The latest post by my friend and former colleague, Karl du Fresne, draws attention to the paucity of mainstream media coverage of questions raised about an array of posts filled by members of the Mahuta family and payments made to companies with which family members are associated.
The Platform – for example – recently reported:
More questions are raised after two payments come to light from Ministry for the Environment to companies owned by Nanaia Mahuta’s family members for their roles in expert group
Co-governance roles filled by family members of Minister Mahuta amount to the whānau wielding extraordinary influence on the restructuring of New Zealand’s governance.
In response to questions put to her by The Platform, Mahuta’s office has denied she had any conflict of interest over the appointments of members of her family to government roles.
But where are the mainstream media headlines and reports on these matters?
Du Fresne updated his post this morning to acknowledge that an overnight story on NewstalkZB quotes ACT leader David Seymour as giving Mahuta the benefit of the doubt over conflict-of-interest allegations.
Apart from that and a New Zealand Herald article by Kate MacNamara, he wrote, the mainstream media (at time of his update) had ignored the story.
“In other words the vast majority of New Zealanders know nothing about an issue that goes to the heart of government integrity.”
Perhaps that’s not quite right.
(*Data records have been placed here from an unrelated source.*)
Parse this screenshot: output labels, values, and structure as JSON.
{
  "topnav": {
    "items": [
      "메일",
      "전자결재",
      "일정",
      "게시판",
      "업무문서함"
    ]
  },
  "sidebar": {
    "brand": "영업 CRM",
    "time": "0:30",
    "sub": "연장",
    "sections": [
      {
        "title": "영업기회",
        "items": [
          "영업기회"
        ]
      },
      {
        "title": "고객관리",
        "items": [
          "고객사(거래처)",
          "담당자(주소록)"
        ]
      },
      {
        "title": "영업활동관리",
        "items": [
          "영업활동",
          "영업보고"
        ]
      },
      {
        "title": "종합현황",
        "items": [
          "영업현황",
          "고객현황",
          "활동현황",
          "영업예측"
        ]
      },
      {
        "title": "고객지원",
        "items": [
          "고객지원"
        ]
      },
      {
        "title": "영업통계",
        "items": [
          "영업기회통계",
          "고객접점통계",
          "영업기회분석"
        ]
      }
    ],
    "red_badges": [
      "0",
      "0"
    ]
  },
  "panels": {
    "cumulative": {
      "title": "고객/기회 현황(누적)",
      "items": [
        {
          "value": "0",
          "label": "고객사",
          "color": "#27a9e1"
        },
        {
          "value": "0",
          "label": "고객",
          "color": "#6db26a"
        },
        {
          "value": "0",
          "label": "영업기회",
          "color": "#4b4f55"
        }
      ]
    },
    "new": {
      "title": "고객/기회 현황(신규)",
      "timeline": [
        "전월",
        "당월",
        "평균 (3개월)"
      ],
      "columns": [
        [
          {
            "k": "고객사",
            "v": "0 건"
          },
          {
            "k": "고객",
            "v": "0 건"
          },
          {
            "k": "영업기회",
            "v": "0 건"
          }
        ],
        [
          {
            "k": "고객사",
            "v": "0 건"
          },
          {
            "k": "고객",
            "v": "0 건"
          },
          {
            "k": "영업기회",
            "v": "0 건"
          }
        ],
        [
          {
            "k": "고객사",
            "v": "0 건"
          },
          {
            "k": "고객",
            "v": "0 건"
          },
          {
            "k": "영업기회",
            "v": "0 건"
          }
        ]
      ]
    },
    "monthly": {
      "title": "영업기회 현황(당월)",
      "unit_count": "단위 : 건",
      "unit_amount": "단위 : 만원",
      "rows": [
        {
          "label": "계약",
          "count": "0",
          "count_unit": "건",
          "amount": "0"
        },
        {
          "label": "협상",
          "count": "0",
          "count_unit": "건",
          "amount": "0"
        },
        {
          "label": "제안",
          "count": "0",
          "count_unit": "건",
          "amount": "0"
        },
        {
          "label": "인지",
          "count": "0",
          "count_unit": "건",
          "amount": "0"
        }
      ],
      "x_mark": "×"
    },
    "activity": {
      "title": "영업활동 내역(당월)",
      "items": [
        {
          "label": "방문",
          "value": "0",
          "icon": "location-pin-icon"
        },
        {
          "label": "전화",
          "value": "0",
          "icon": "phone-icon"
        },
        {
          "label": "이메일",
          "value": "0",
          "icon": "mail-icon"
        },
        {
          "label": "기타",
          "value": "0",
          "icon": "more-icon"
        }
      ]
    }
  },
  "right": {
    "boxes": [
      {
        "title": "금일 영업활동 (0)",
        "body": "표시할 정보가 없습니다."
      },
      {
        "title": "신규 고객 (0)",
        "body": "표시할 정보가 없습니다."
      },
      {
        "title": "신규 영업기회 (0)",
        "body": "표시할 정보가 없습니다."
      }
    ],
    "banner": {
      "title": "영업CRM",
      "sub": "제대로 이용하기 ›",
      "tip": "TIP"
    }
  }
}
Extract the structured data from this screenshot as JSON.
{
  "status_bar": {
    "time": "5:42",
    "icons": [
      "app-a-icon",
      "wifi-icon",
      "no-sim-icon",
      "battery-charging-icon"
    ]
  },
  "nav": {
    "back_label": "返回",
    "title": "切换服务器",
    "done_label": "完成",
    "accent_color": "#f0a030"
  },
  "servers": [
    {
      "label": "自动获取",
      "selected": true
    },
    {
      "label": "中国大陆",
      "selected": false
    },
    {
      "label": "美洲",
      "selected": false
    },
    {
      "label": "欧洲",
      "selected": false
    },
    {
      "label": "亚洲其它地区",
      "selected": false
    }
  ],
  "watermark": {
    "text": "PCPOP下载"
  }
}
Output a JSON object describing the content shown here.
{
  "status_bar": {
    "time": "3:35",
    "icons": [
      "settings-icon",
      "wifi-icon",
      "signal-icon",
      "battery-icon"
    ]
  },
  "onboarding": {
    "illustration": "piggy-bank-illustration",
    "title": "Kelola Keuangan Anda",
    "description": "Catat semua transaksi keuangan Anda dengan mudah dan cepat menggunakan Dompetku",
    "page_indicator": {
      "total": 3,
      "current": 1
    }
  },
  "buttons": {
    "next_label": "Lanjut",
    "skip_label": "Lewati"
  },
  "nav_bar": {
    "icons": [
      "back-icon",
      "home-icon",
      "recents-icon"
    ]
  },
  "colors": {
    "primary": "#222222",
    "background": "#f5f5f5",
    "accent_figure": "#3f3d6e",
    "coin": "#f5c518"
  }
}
It seems Otago Daily Times readers know something about the issue. In a comment beneath the reproduction of du Fresne’s article on Breaking Views, BB writes:
The ODT published this story in its Thursday or Friday print-edition although I couldn’t find it online.
Du Fresne’s article has attracted several comments on its original site, too. These include the observation by Wellington blogger Eamon Sloan that Parliament will be in session on Tuesday, Wednesday and Thursday next week.
He says he will be tuning into Question Time (presumably to hear what the Nats or Act have made of of this, although someone in the ranks of the Labour, Green or Maori Parties might surprise us by drawing attention to the issue). Point of Order will be tuning in, too.
Sloan also observes that MPs and Cabinet Ministers sometimes try to pre-empt matters by making a personal statement to the House. He muses on whether Mahuta’s staff might be working through the weekend to come up with such a statement.
The article which du Fresne posted yesterday – can be read here
Point of Order is a blog focused on politics and the economy run by veteran newspaper reporters Bob Edlin and Ian Templeton